#### TASK REQUIREMENTS:
Present the following data again exactly as it is shown.

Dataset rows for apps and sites
● ● ● ●

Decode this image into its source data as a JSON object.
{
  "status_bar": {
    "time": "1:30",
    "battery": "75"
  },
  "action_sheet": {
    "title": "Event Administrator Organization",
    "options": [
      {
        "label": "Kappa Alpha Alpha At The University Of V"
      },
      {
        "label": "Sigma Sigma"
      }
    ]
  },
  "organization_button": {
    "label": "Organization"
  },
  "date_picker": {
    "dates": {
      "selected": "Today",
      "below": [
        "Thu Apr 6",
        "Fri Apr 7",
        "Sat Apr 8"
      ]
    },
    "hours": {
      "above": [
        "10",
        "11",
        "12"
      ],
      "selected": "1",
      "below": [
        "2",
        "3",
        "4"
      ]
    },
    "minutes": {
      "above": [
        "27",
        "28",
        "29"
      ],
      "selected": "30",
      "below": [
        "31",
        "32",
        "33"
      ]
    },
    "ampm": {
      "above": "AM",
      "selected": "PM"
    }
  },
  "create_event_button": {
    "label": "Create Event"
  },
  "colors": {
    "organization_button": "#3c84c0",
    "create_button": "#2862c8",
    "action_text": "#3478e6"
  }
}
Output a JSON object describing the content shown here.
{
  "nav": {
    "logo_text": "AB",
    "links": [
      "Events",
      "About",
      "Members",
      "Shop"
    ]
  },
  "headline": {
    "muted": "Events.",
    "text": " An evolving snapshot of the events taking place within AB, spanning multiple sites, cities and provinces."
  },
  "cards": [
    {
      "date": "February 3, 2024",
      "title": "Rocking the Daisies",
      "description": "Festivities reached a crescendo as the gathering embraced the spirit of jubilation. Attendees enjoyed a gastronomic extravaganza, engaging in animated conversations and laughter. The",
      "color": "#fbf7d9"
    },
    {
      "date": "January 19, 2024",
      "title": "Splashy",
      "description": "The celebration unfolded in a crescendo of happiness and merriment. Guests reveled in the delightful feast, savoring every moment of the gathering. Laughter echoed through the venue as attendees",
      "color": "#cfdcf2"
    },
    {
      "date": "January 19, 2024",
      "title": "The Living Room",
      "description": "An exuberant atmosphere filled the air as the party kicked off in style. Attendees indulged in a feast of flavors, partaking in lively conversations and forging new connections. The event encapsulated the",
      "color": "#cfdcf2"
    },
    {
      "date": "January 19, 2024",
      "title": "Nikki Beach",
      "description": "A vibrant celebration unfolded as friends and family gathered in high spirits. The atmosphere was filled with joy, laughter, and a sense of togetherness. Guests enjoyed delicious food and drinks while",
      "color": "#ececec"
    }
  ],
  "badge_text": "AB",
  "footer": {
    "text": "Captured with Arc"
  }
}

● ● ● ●

#### ANSWER TO THIS PROBLEM:
Decode this image into its source data as a JSON object.
{
  "status_bar": {
    "time": "1:30",
    "battery": "75"
  },
  "action_sheet": {
    "title": "Event Administrator Organization",
    "options": [
      {
        "label": "Kappa Alpha Alpha At The University Of V"
      },
      {
        "label": "Sigma Sigma"
      }
    ]
  },
  "organization_button": {
    "label": "Organization"
  },
  "date_picker": {
    "dates": {
      "selected": "Today",
      "below": [
        "Thu Apr 6",
        "Fri Apr 7",
        "Sat Apr 8"
      ]
    },
    "hours": {
      "above": [
        "10",
        "11",
        "12"
      ],
      "selected": "1",
      "below": [
        "2",
        "3",
        "4"
      ]
    },
    "minutes": {
      "above": [
        "27",
        "28",
        "29"
      ],
      "selected": "30",
      "below": [
        "31",
        "32",
        "33"
      ]
    },
    "ampm": {
      "above": "AM",
      "selected": "PM"
    }
  },
  "create_event_button": {
    "label": "Create Event"
  },
  "colors": {
    "organization_button": "#3c84c0",
    "create_button": "#2862c8",
    "action_text": "#3478e6"
  }
}
Output a JSON object describing the content shown here.
{
  "nav": {
    "logo_text": "AB",
    "links": [
      "Events",
      "About",
      "Members",
      "Shop"
    ]
  },
  "headline": {
    "muted": "Events.",
    "text": " An evolving snapshot of the events taking place within AB, spanning multiple sites, cities and provinces."
  },
  "cards": [
    {
      "date": "February 3, 2024",
      "title": "Rocking the Daisies",
      "description": "Festivities reached a crescendo as the gathering embraced the spirit of jubilation. Attendees enjoyed a gastronomic extravaganza, engaging in animated conversations and laughter. The",
      "color": "#fbf7d9"
    },
    {
      "date": "January 19, 2024",
      "title": "Splashy",
      "description": "The celebration unfolded in a crescendo of happiness and merriment. Guests reveled in the delightful feast, savoring every moment of the gathering. Laughter echoed through the venue as attendees",
      "color": "#cfdcf2"
    },
    {
      "date": "January 19, 2024",
      "title": "The Living Room",
      "description": "An exuberant atmosphere filled the air as the party kicked off in style. Attendees indulged in a feast of flavors, partaking in lively conversations and forging new connections. The event encapsulated the",
      "color": "#cfdcf2"
    },
    {
      "date": "January 19, 2024",
      "title": "Nikki Beach",
      "description": "A vibrant celebration unfolded as friends and family gathered in high spirits. The atmosphere was filled with joy, laughter, and a sense of togetherness. Guests enjoyed delicious food and drinks while",
      "color": "#ececec"
    }
  ],
  "badge_text": "AB",
  "footer": {
    "text": "Captured with Arc"
  }
}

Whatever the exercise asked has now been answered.